Less effort sometimes gives more clarity and freedom in my body. It was pure, pedestrian, human as Trisha Brown would have called it.
INE, student

 

Trisha Brown's choreography is fluid, clear, very physical, yet needs to be danced with the greatest of ease. To be able to perform it authentically, it is imperative to un-do existing holding patterns. Eva explains: “As the week progressed, students began to consider the physical reality of increased space inside their bodies, opening up movement accessibility and choices. Rather than moving from one inactive body configuration to another, they explored swing and momentum, and had a glimpse into what it means to let movement happen.”

New discoveries

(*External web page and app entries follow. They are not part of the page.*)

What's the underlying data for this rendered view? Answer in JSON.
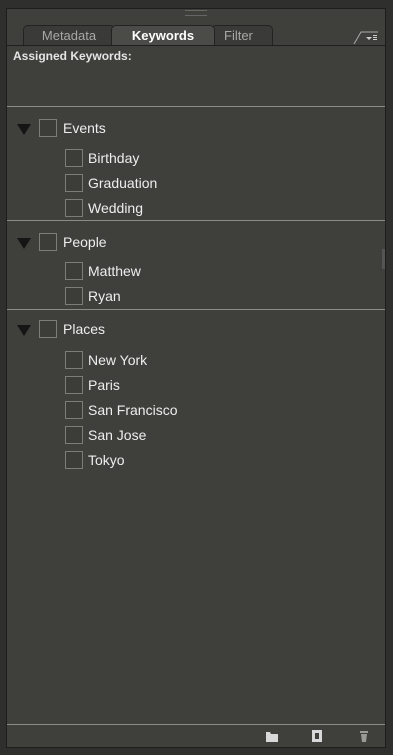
{
  "tabs": [
    {
      "label": "Metadata",
      "active": false
    },
    {
      "label": "Keywords",
      "active": true
    },
    {
      "label": "Filter",
      "active": false
    }
  ],
  "assigned_keywords_label": "Assigned Keywords:",
  "groups": [
    {
      "label": "Events",
      "children": [
        "Birthday",
        "Graduation",
        "Wedding"
      ]
    },
    {
      "label": "People",
      "children": [
        "Matthew",
        "Ryan"
      ]
    },
    {
      "label": "Places",
      "children": [
        "New York",
        "Paris",
        "San Francisco",
        "San Jose",
        "Tokyo"
      ]
    }
  ],
  "footer_icons": [
    "new-keyword-set-icon",
    "new-keyword-icon",
    "delete-icon"
  ],
  "colors": {
    "panel_bg": "#3f3f3c",
    "outer_bg": "#2f2f2d",
    "divider": "#8a8a86",
    "text": "#eeeeee"
  }
}
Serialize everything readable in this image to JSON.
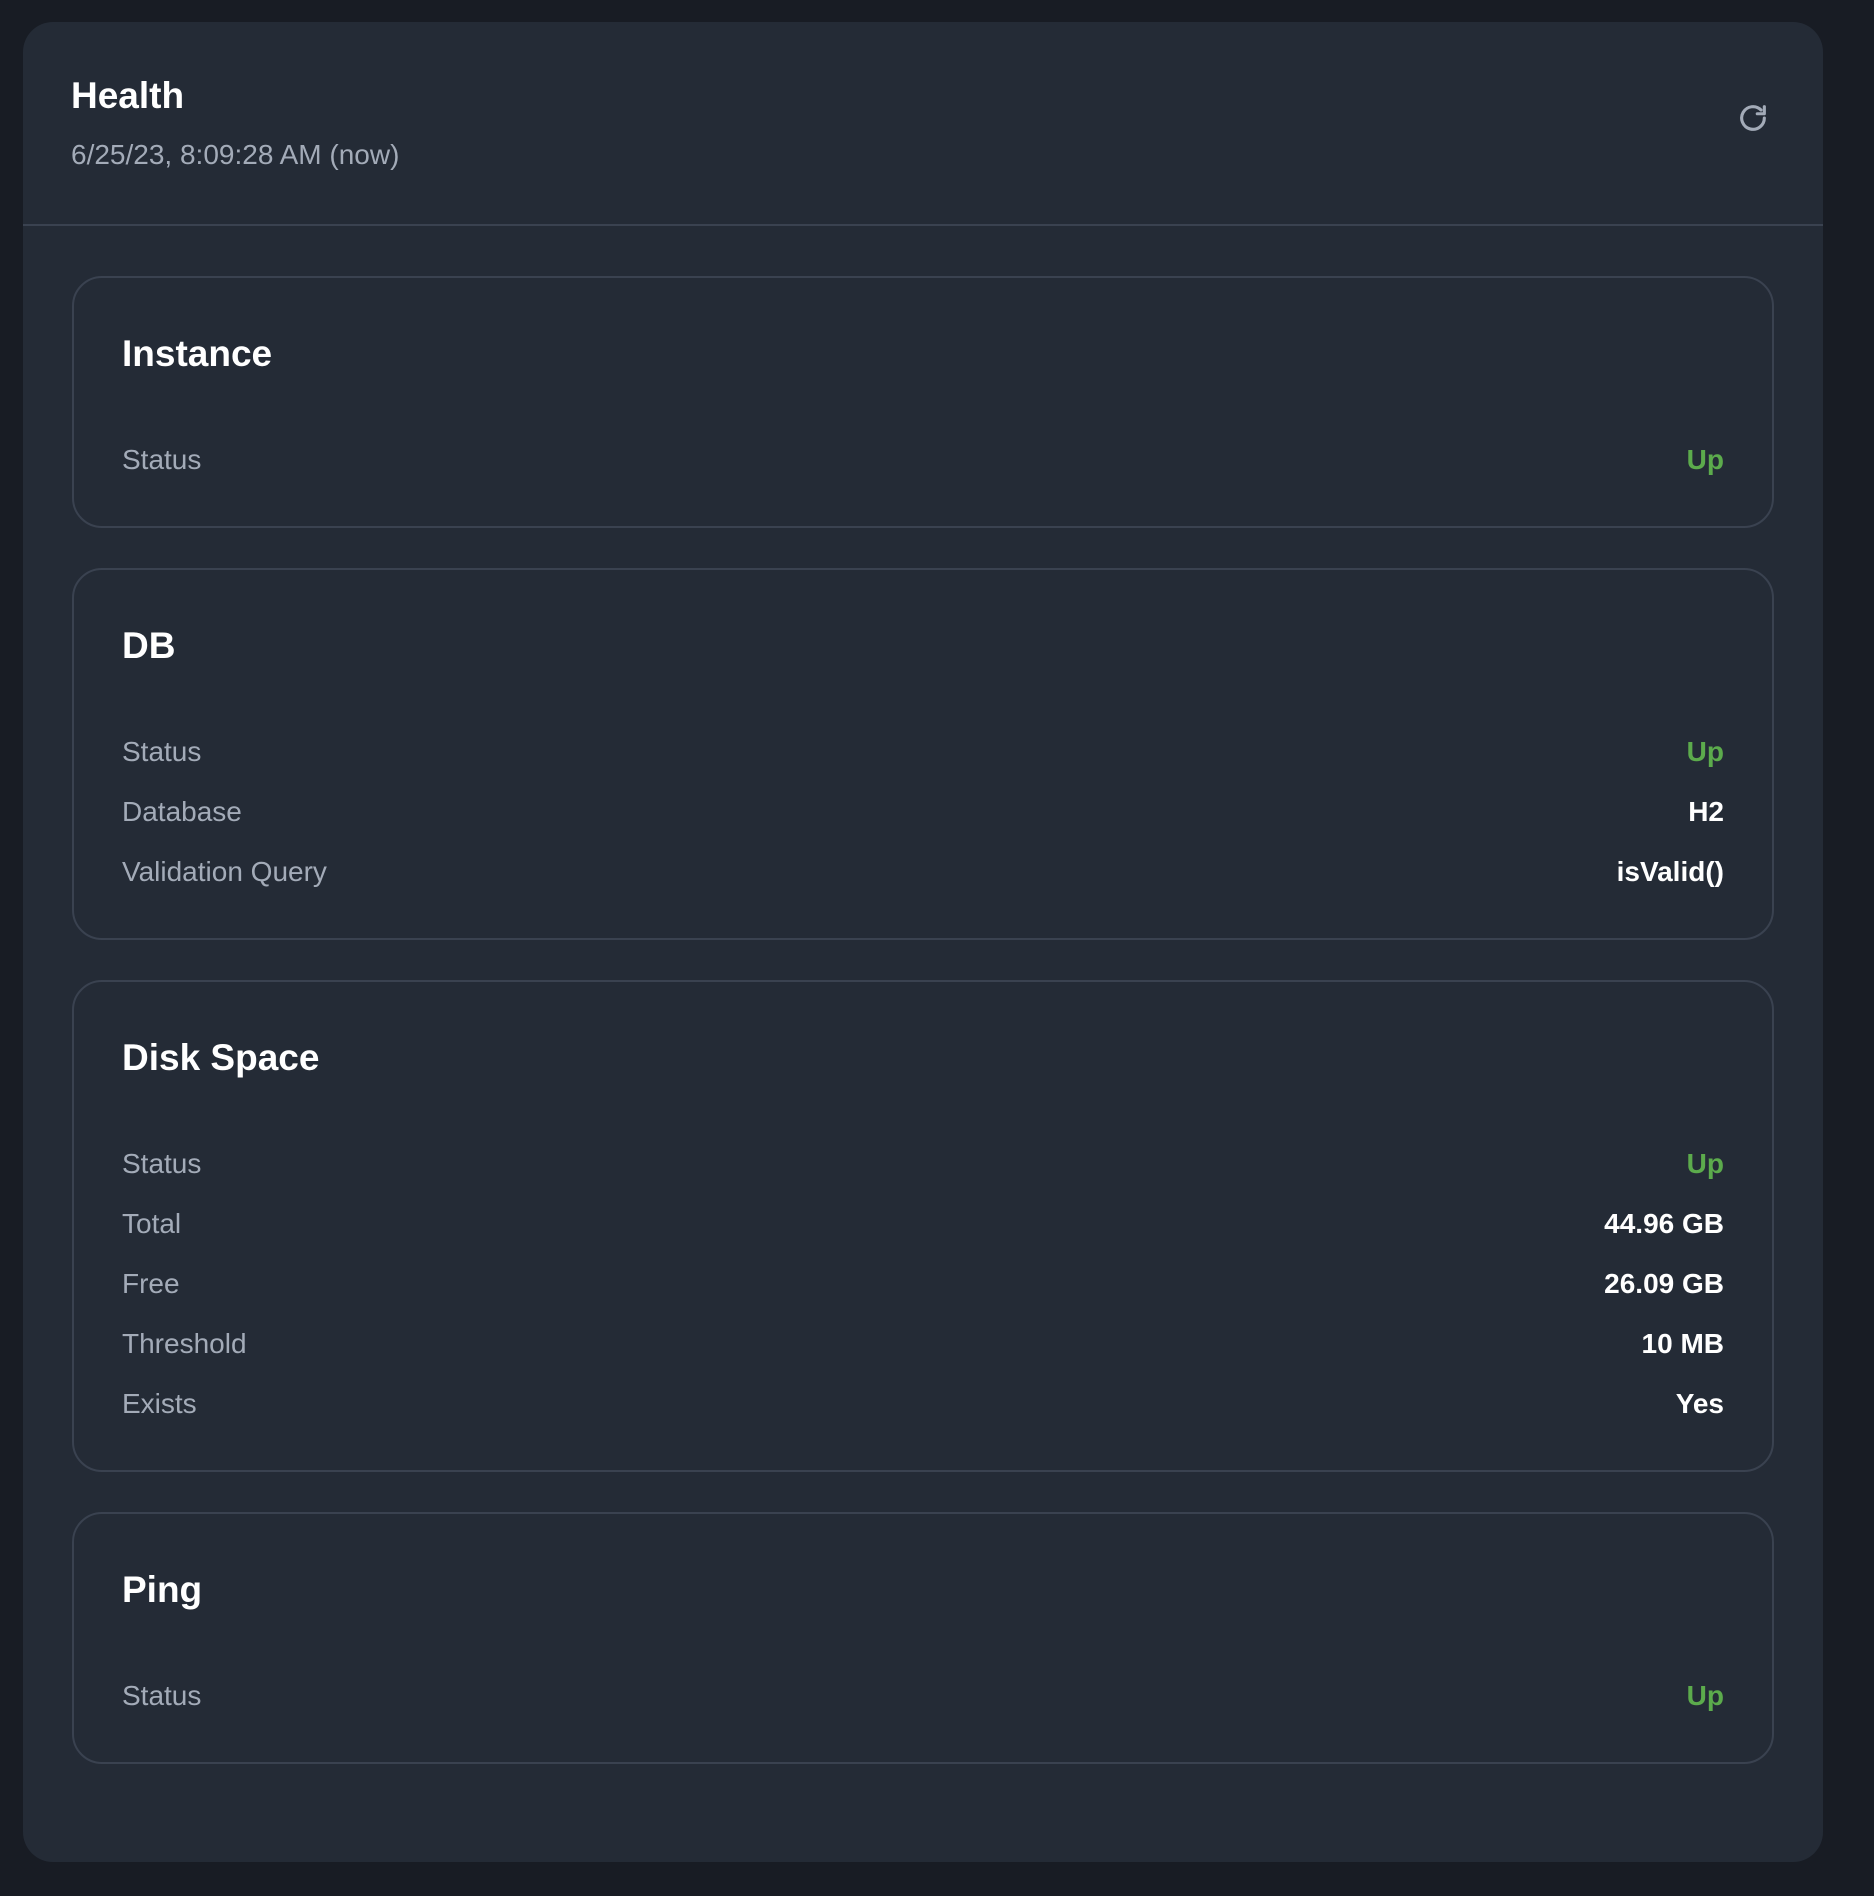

One of Eva’s goals with the project was to encourage students to reflect on and continue to explore the ideas they encountered during the Beyond ... Trisha Brown’s Locus week. In this way they can learn from the past and move forward into a future, dancing and creating work which is of their own making. “The project clearly moved us into new territory. Over the course of the week, we were able to see the student’s physicality open up, and their moving become more varied and freer. Our focus was not on limitations. We were looking for possibilities, and most students understood that following the constraints forced by the space and score restrictions as exactly as they could, pushed them into new mental and physical territories. They could feel and see their classmates up-ending habitual thought and movement patterns. At the same time, many students realized that it was essential, and up to them, to affirm their instincts as artists and dancers in order to discover their own freedoms within these (and any) restraints."

 

By erasing the mental boundaries between the ideas of ‘living’ and ‘performing’, I can become more engaged in what I am doing on stage. I can allow myself to be on stage, to be while performing – to fully experience my actions as they are and thus my actions to be fully complete.
DAVID, student

 

During the project, in all Breakout Rooms students were mixed levels, so they encountered collaborative decision-making with colleagues from differing levels of experience. “We were encouraging students to also embrace the challenges and complexities of the online/in-studio format of the week. It was clear that many students discovered useful ways of approaching online learning. We were addressing not only physicality and imagination, but also ways of developing practice – essential for today’s dance artists, since it means learning about self-reliance, self-empowerment, how to mine one’s own imaginative resources, how to be mature enough to be able to work for oneself.”